Former Indian cricket captain Sourav Ganguly believes he is still good enough to play for India and is hurt by the way he is being treated.
Ganguly, who lost captaincy and his place in the team following his sensational spat with coach Greg Chappell, refused to pinpoint any particular person for his ouster but said there was obviously someone who did not want him in the team.
"It is difficult for me to pinpoint any particular reason but the bottomline is that I am out of the team for whatever reasons and that's what matters. I have just played two games in the last 12 months for India," Ganguly told a news channel in an interview.
Asked if Chappell was the one to be blamed for his omission, he said, "see obviously when I am not a part of the team, somebody does not want you to be in the team and that could be anybody. It is very difficult to pinpoint any particular person because there are a whole lot of people involved in team selection.
"I have seen that as a captain. Captain, coach, selectors, everybody is involved so it is very difficult to pinpoint any particular person. But obviously things did not fall together for a player to be picked."
On whether it hurts to be out of the team, the Bengal left-hander said, "it does, it does.
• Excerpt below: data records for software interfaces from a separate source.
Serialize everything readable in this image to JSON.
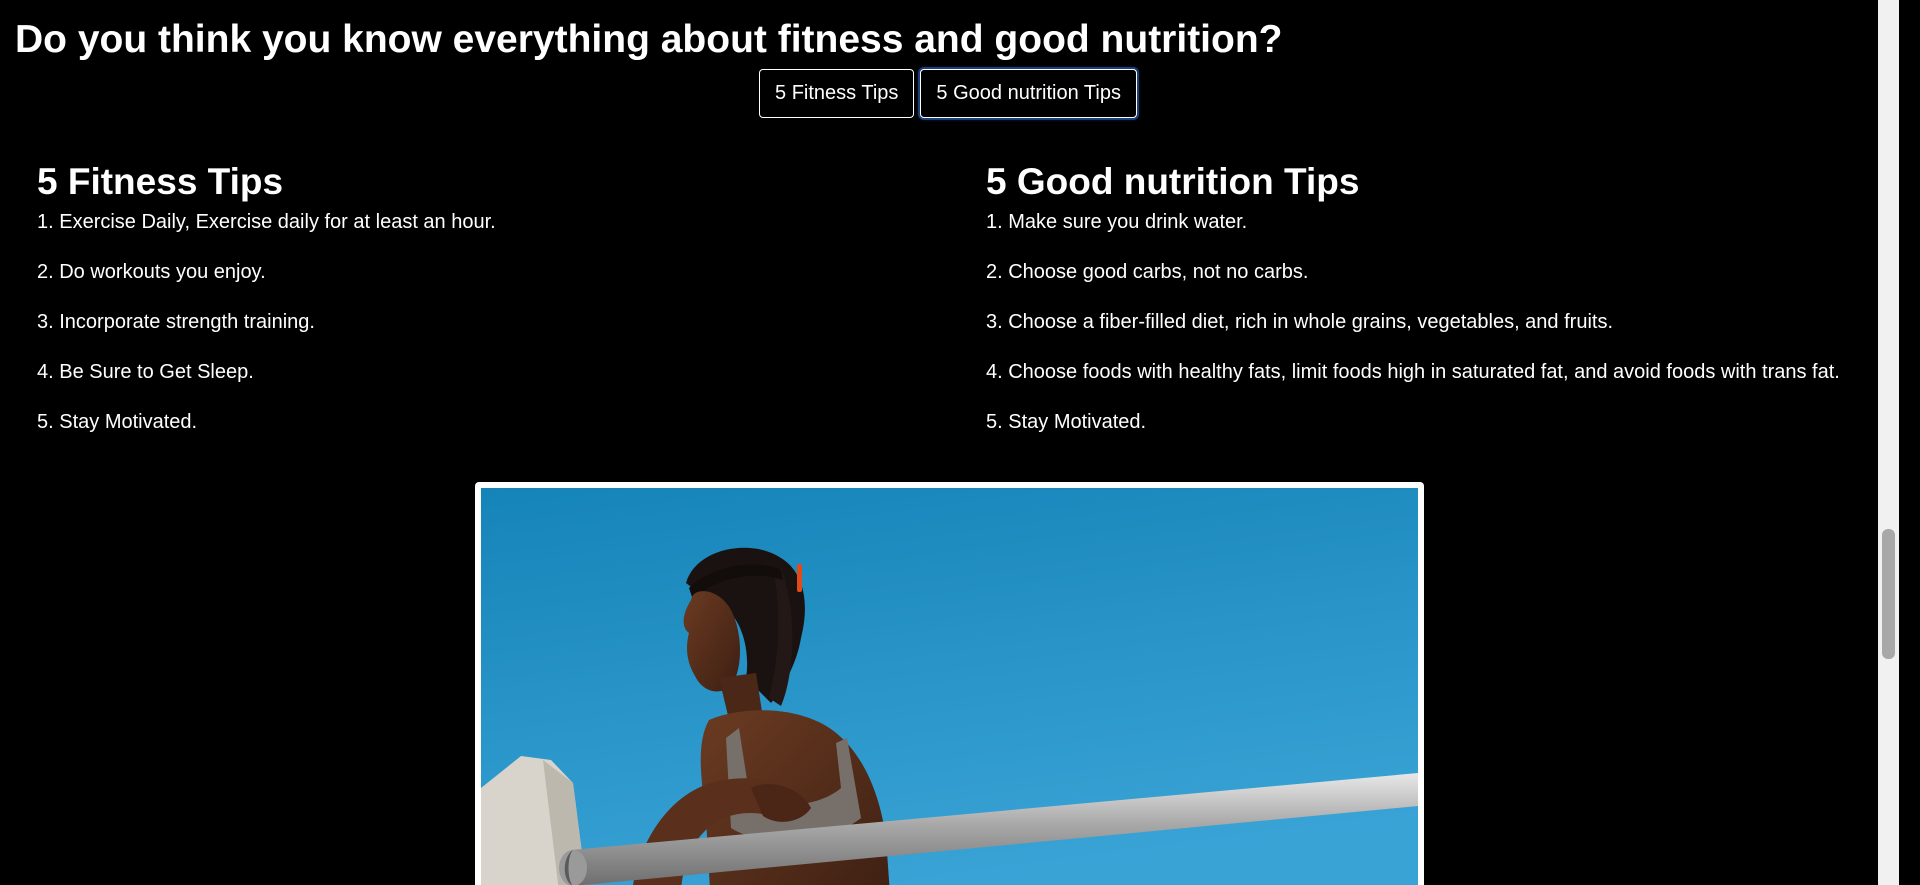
{
  "heading": "Do you think you know everything about fitness and good nutrition?",
  "tabs": [
    {
      "label": "5 Fitness Tips"
    },
    {
      "label": "5 Good nutrition Tips"
    }
  ],
  "fitness": {
    "title": "5 Fitness Tips",
    "tips": [
      "1. Exercise Daily, Exercise daily for at least an hour.",
      "2. Do workouts you enjoy.",
      "3. Incorporate strength training.",
      "4. Be Sure to Get Sleep.",
      "5. Stay Motivated."
    ]
  },
  "nutrition": {
    "title": "5 Good nutrition Tips",
    "tips": [
      "1. Make sure you drink water.",
      "2. Choose good carbs, not no carbs.",
      "3. Choose a fiber-filled diet, rich in whole grains, vegetables, and fruits.",
      "4. Choose foods with healthy fats, limit foods high in saturated fat, and avoid foods with trans fat.",
      "5. Stay Motivated."
    ]
  },
  "colors": {
    "background": "#000000",
    "text": "#ffffff",
    "sky": "#1f8fc4",
    "focus_ring": "#2c5aa8"
  }
}
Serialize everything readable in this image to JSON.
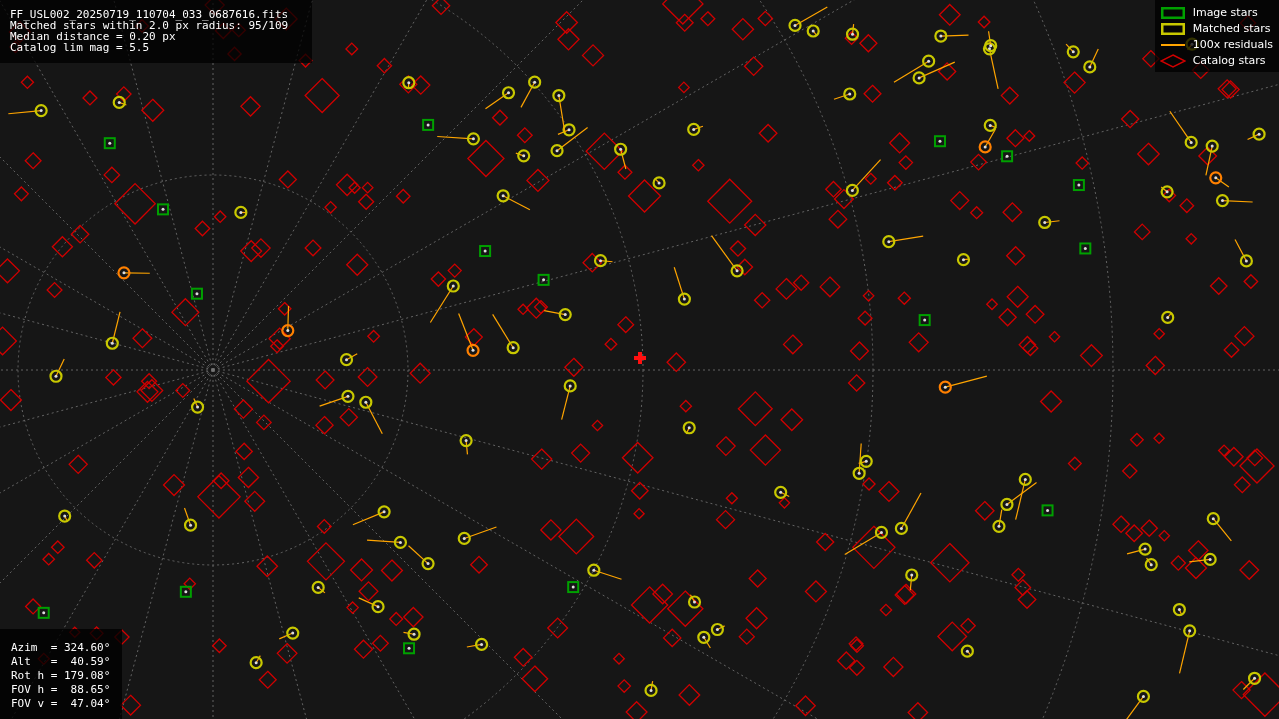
{
  "info": {
    "lines": [
      "FF_USL002_20250719_110704_033_0687616.fits",
      "Matched stars within 2.0 px radius: 95/109",
      "Median distance = 0.20 px",
      "Catalog lim mag = 5.5"
    ]
  },
  "legend": [
    {
      "label": "Image stars",
      "kind": "box",
      "color": "#00a000"
    },
    {
      "label": "Matched stars",
      "kind": "box",
      "color": "#c8c800"
    },
    {
      "label": "100x residuals",
      "kind": "line",
      "color": "#ffa500"
    },
    {
      "label": "Catalog stars",
      "kind": "diamond",
      "color": "#d00000"
    }
  ],
  "pointing": {
    "lines": [
      "Azim  = 324.60°",
      "Alt   =  40.59°",
      "Rot h = 179.08°",
      "FOV h =  88.65°",
      "FOV v =  47.04°"
    ]
  }
}
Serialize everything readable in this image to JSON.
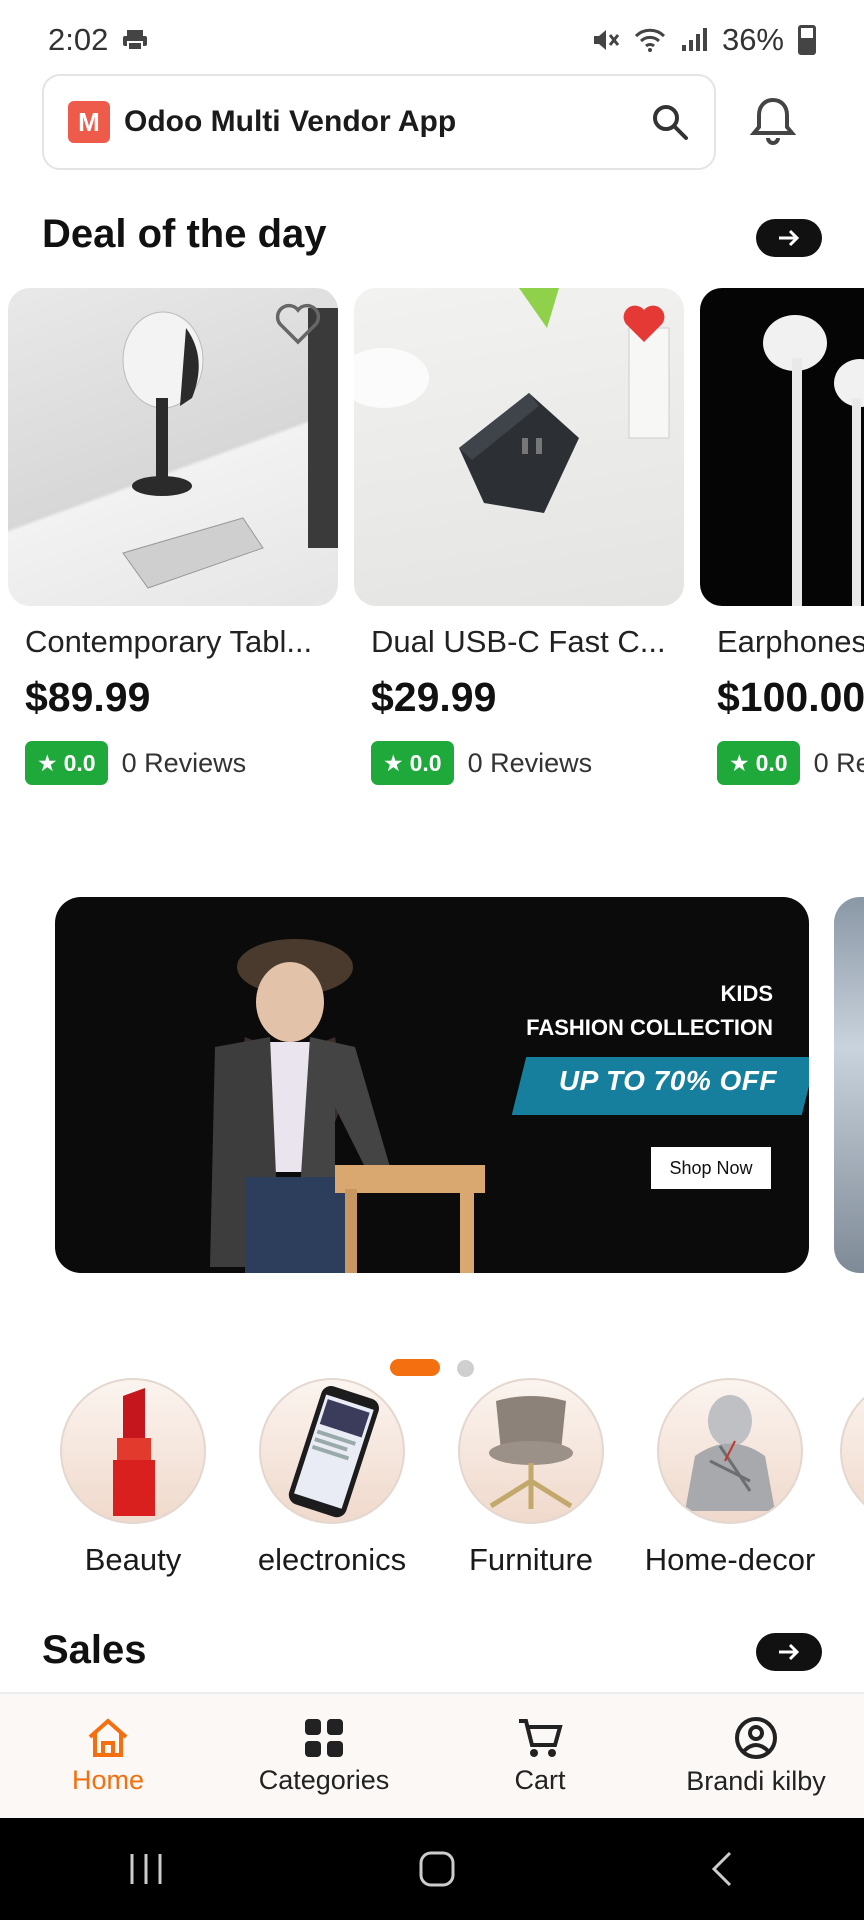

Because I still feel I am good enough and that's the way it is. There must be something wrong which has kept me out."
Asked pointedly if coach Greg Chappell was responsible for his ouster, Ganguly said, "I don't want to point fingers at any individual and blame anyone. It is not just the coach, but captain, selectors -- they all select the team.
"There is obviously some reason why I am not in the team, these are not decisions that one person takes but it is obvious that someone doesn't want me in the team for whatever reason."
Ganguly though refused to go into the issue of his differences with Chappell.
"I do not want to go into this. I do not think it that way and I know one thing. If it happens to you, then all you can do is to sit back and watch. There is very little you can do. It's the same with me and no one knows it better than me. So it's better I do not talk because here the moment you talk, it will be held against you."
On his relationship with Rahul Dravid, who replaced him as captain, Ganguly said "we are the best of friends."
Ganguly admitted that it hurt to see players of his age group playing the game and he being forced to watch it from the sidelines.
"Obviously I feel sad because this is a team you have commanded for long... 11 years and captaining India in more than 50 Tests and a large number of ODIs, you will miss cricket because there are players of your age, around 33-34, and playing decent cricket. So you want to be a part of it."
On whether politics had something to do with his ouster, he said "What will I do by even thinking about it now? Dalmiya, Pawar, is there any point in discussing or pondering over what people are saying? Cricket is big in this country and people form their own opinion by saying a host of things."
On the raging ball tampering controversy involving Pakistan, Ganguly said Inzamam-ul Haq did what he thought was best for the side.
"See it's very easy to blame a captain. But then, he is there in the ground and he is the best judge. Inzy did what he thought was best for the side. At the same time, I also agree ball tampering is an issue associated with Pakistan for a very, very long time.
"But in today's cricketing world, with so many cameras you cannot escape anything... You smile it's there on the screen. So if Inzy is clear that there has been no ball tampering, then he must be confident in mentioning it. But it is a little difficult for me to sit here, miles away from the venue and comment by watching something on television."
Ganguly also dismissed suggestions that he would hang his boots after World Cup 2007.
"Why should I retire? I am still 33, I still am at an age where I have a lot of cricket in me. If I perform I will be there."
The batsman also scotched speculation that he would join politics after his career is over.
"(Chief Minister) Buddhadev Bhattacharya has been very good to me. He is a man of culture but that does not mean that I have any intention of joining politics."